Inflorescence seen through the eyes of Kai Hermann:
The sky is grey, a thunderstorm is looming on the horizon, there is a threatening atmosphere. A limited landscape – probably a private garden – forms the entire cinematic scene. In the centre is a rose bush. Delicate, light pink and whitish flowers. Almost innocent. They are swaying in the wind, sometimes wildly, sometimes more gently – depending on the wind’s strength. The only sound is excerpts from “Don’t Dream It’s Over” by Crowded House, in particular parts of the chorus on repeat, layered in a slow-mo effect as the scene continues.
Throughout the full eight minutes of Inflorescence, director Nicolaas Schmidt takes us to different places in a single scene. The viewer might catch themselves waiting for a twist or a change of location. Perhaps we will see the roses explode into pieces or simply leave the image. Perhaps a bolt of lightning will strike and the flowers will vanish completely. The possibilities are countless. In the end, it is a slightly nerve-wracking observation of a protagonist fighting against all the odds.

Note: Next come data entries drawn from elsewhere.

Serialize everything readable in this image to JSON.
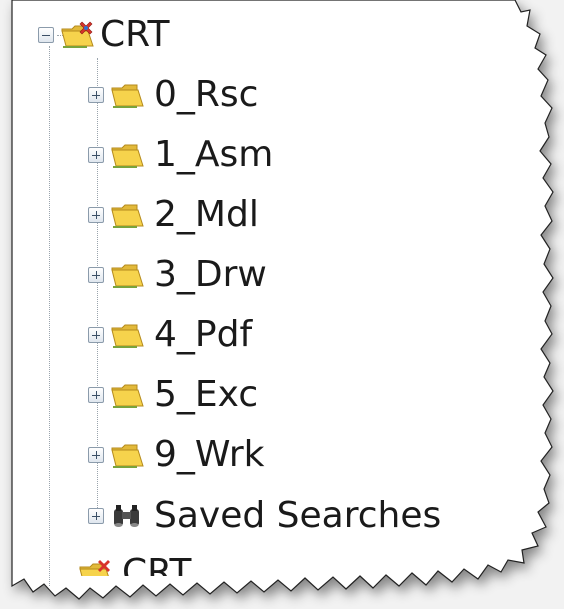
{
  "tree": {
    "root": {
      "label": "CRT",
      "expanded": true,
      "icon": "folder-project-icon"
    },
    "children": [
      {
        "label": "0_Rsc",
        "icon": "folder-icon",
        "expanded": false
      },
      {
        "label": "1_Asm",
        "icon": "folder-icon",
        "expanded": false
      },
      {
        "label": "2_Mdl",
        "icon": "folder-icon",
        "expanded": false
      },
      {
        "label": "3_Drw",
        "icon": "folder-icon",
        "expanded": false
      },
      {
        "label": "4_Pdf",
        "icon": "folder-icon",
        "expanded": false
      },
      {
        "label": "5_Exc",
        "icon": "folder-icon",
        "expanded": false
      },
      {
        "label": "9_Wrk",
        "icon": "folder-icon",
        "expanded": false
      },
      {
        "label": "Saved Searches",
        "icon": "binoculars-icon",
        "expanded": false
      }
    ],
    "next_sibling_label": "CRT"
  },
  "colors": {
    "panel_bg": "#ffffff",
    "folder_fill": "#f6d34c",
    "folder_edge": "#c89b1f",
    "project_badge": "#d8342b",
    "page_bg": "#f2f2f2"
  }
}
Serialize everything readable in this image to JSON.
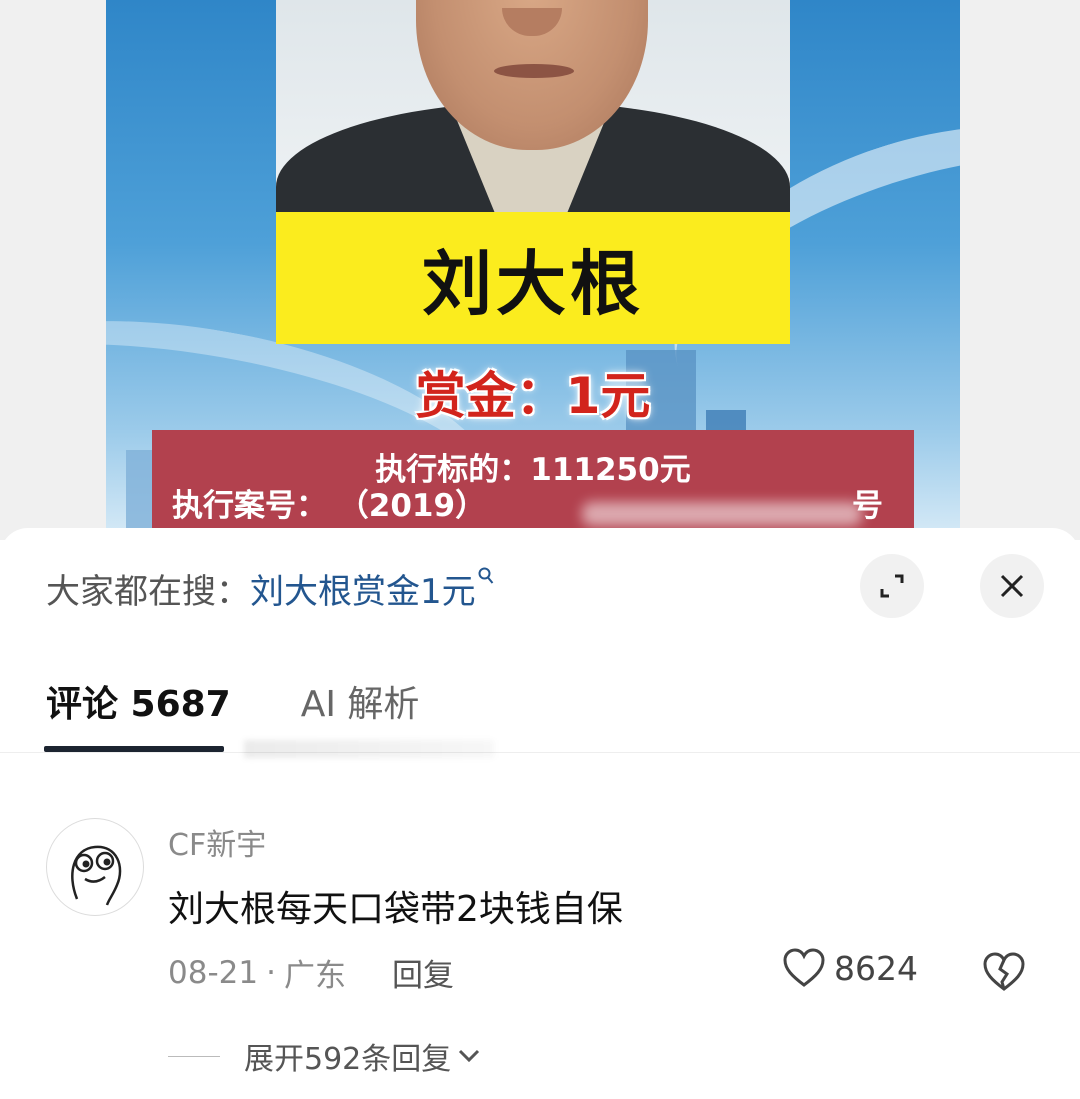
{
  "poster": {
    "name": "刘大根",
    "bounty_label": "赏金：",
    "bounty_value": "1元",
    "target_label": "执行标的：",
    "target_value": "111250元",
    "case_label": "执行案号：",
    "case_value": "（2019）",
    "case_suffix": "号"
  },
  "search_bar": {
    "prefix": "大家都在搜：",
    "term": "刘大根赏金1元",
    "icon": "search-icon"
  },
  "controls": {
    "expand_icon": "expand-icon",
    "close_icon": "close-icon"
  },
  "tabs": {
    "comments": "评论 5687",
    "ai": "AI 解析"
  },
  "comment": {
    "username": "CF新宇",
    "text": "刘大根每天口袋带2块钱自保",
    "date": "08-21",
    "separator": "·",
    "location": "广东",
    "reply_label": "回复",
    "like_count": "8624",
    "expand_replies": "展开592条回复"
  },
  "colors": {
    "accent_link": "#23568f",
    "name_box": "#fbec1e",
    "bounty_red": "#d2241c",
    "case_box": "#b2414e"
  }
}
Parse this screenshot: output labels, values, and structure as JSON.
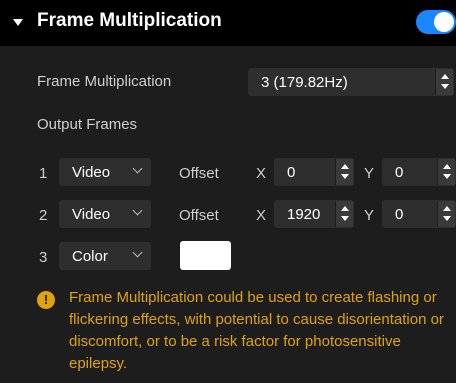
{
  "section": {
    "title": "Frame Multiplication",
    "enabled": true
  },
  "frame_multiplication": {
    "label": "Frame Multiplication",
    "value": "3 (179.82Hz)"
  },
  "output_frames": {
    "label": "Output Frames",
    "rows": [
      {
        "index": "1",
        "source": "Video",
        "offset_label": "Offset",
        "x_label": "X",
        "x_value": "0",
        "y_label": "Y",
        "y_value": "0"
      },
      {
        "index": "2",
        "source": "Video",
        "offset_label": "Offset",
        "x_label": "X",
        "x_value": "1920",
        "y_label": "Y",
        "y_value": "0"
      },
      {
        "index": "3",
        "source": "Color",
        "swatch_color": "#ffffff"
      }
    ]
  },
  "warning": {
    "text": "Frame Multiplication could be used to create flashing or flickering effects, with potential to cause disorientation or discomfort, or to be a risk factor for photosensitive epilepsy.",
    "icon": "!"
  },
  "colors": {
    "accent": "#1a86ff",
    "warning": "#e0a310"
  }
}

Good against evil, David against Goliath, a tiny rose against the big storm.
This dramaturgy is strongly supported by the choice of soundtrack. Throughout the years, “Don’t Dream It’s Over” has cemented its place as an indie pop anthem of hope, love and, most importantly, resistance. A musical ode to never giving up on yourself. When things get tough, fight the storm and keep pushing on.
Most parts of the frame are filled with grey and earthy tones. The dark roof of a small house, the gloomy bushes, those strong trees and, of course, the aggressive sky. The only colourful and bright element is the family of roses. A symbol of otherness in a monotonous, dark world?
The roses perhaps portray the outcasts, the rebels. Those who are not willing to give up without a fight. Those who are aware that this fight, this storm, will not last forever. The winds will calm down, the clouds will vanish, the sky will turn blue and the sun will shine again. Until then, there is nothing more left to do other than hope. And, as much as the roses may look delicate and fragile, their inflorescence is a force of power, covered with thorns that are ready to protect the blossoms. A shield that the strongest storm will not destroy.
The beauty of Inflorescence lies in its multiple possibilities of interpretation. Each viewer will create their own story, whether political, metaphorical or simply personal. Nicolaas Schmidt serves us a visually tender film, filled with nostalgic vibes and a feeling of hope. Even the smallest, loneliest individual is strong enough to resist it all.
Kai Hermann is responsible for the press coordination and social media channels of Berlinale Shorts.